2. Reuben alone remembered, with comfort, that he had been an advocate for his brother, and had done what he could to prevent the mischief they did him (Genesis 42:22): Spoke I not unto you, saying, Do not sin against the child? Note, (1.) It is an aggravation of any sin that it was committed against admonitions. (2.) When we come to share with others in their calamities, it will be a comfort to us if we have the testimony of our consciences for us that we did not share with them in their iniquities, but, in our places, witnessed against them. This shall be our rejoicing in the day of evil, and shall take out the sting.

II. Joseph’s tenderness towards them upon this occasion. He retired from them to weep, Genesis 42:24. Though his reason directed that he should still carry himself as a stranger to them, because they were not as yet humbled enough, yet natural affection could not but work, for he was a man of a tender spirit. This represents the tender mercies of our God towards repenting sinners. See Jeremiah 31:20, Since I spoke against him I do earnestly remember him still. See Judges 10:16.

III. The imprisonment of Simeon, Genesis 42:24. He chose him for the hostage probably because he remembered him to have been his most bitter enemy, or because he observed him now to be least humbled and concerned he bound him before their eyes to affect them all or perhaps it is intimated that, though he bound him with some severity before them, yet afterwards, when they were gone, he took off his bonds.

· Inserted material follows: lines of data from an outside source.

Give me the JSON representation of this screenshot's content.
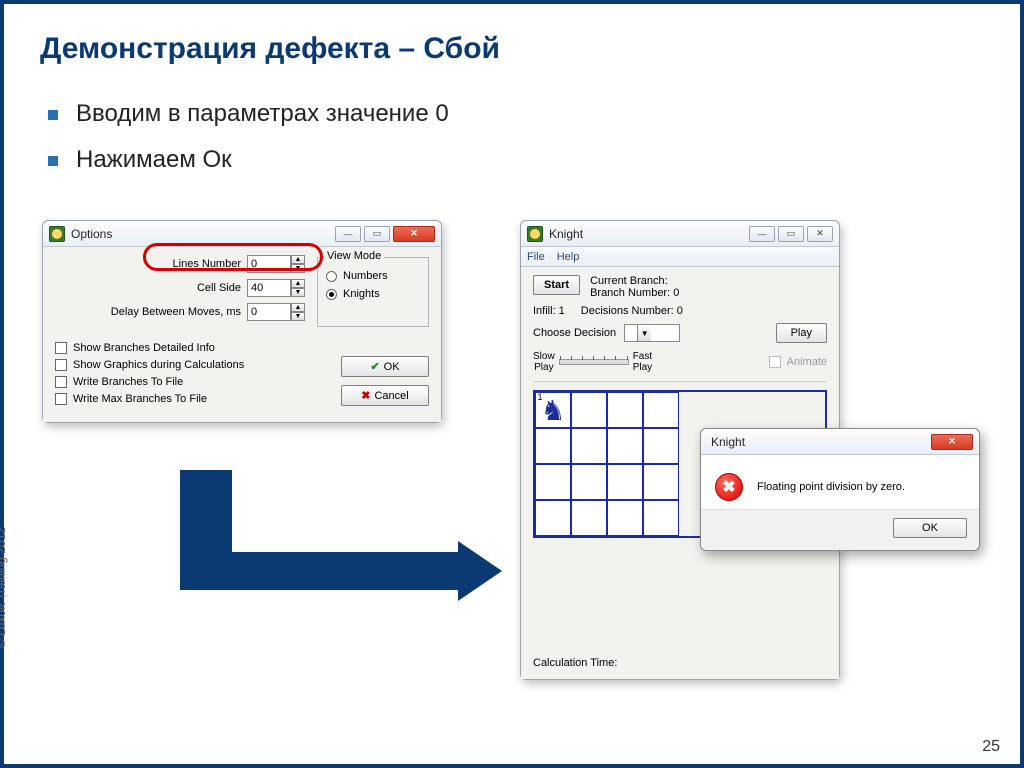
{
  "slide": {
    "title": "Демонстрация дефекта – Сбой",
    "bullets": [
      "Вводим в параметрах значение 0",
      "Нажимаем Ок"
    ],
    "page_number": "25",
    "copyright": "© Luxoft Training 2012"
  },
  "options_win": {
    "title": "Options",
    "lines_number_label": "Lines Number",
    "lines_number_value": "0",
    "cell_side_label": "Cell Side",
    "cell_side_value": "40",
    "delay_label": "Delay Between Moves, ms",
    "delay_value": "0",
    "view_mode_label": "View Mode",
    "radio_numbers": "Numbers",
    "radio_knights": "Knights",
    "chk1": "Show Branches Detailed Info",
    "chk2": "Show Graphics during Calculations",
    "chk3": "Write Branches To File",
    "chk4": "Write Max Branches To File",
    "ok": "OK",
    "cancel": "Cancel"
  },
  "knight_win": {
    "title": "Knight",
    "menu_file": "File",
    "menu_help": "Help",
    "start": "Start",
    "current_branch": "Current Branch:",
    "branch_number": "Branch Number: 0",
    "infill": "Infill: 1",
    "decisions_number": "Decisions Number: 0",
    "choose_decision": "Choose Decision",
    "play": "Play",
    "slow_play": "Slow\nPlay",
    "fast_play": "Fast\nPlay",
    "animate": "Animate",
    "cell1": "1",
    "calc_time": "Calculation Time:"
  },
  "error_dlg": {
    "title": "Knight",
    "message": "Floating point division by zero.",
    "ok": "OK"
  }
}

IV. The dismission of the rest of them. They came for corn, and corn they had and not only so, but every man had his money restored in his sack’s mouth. Thus Christ, our Joseph, gives out supplies without money and without price. Therefore the poor are invited to buy, Revelation 3:17,18. This put them into great consternation (Genesis 42:28): Their heart failed them, and they were afraid, saying one to another, What is this that God hath done to us?

1. It was really a merciful event for I hope they had no wrong done to them when they had their money given them back, but a kindness yet they were thus terrified by it. Note, (1.) Guilty consciences are apt to take good providences in a bad sense, and to put wrong constructions even upon those things that make for them. They flee when none pursues. (2.) Wealth sometimes brings as much care along with it as want does, and more too. If they had been robbed of their money, they could not have been worse frightened than they were now when they found their money in their sacks. Thus he whose ground brought forth plentifully said, What shall I do? Luke 12:17.

2. Yet in their circumstances it was very amazing. They knew that the Egyptians abhorred a Hebrew (Genesis 43:32), and therefore, since they could not expect to receive any kindness from them, they concluded that this was done with a design to pick a quarrel with them, and the rather because the man, the lord of the land, had charged them as spies. Their own consciences also were awake, and their sins set in order before them and this put them into confusion. Note, (1.) When men’s spirits are sinking every thing helps to sink them. (2.) When the events of Providence concerning us are surprising it is good to enquire what it is that God has done and is doing with us, and to consider the operation of his hands.

 

Leave a comment

Filed under Uncategorized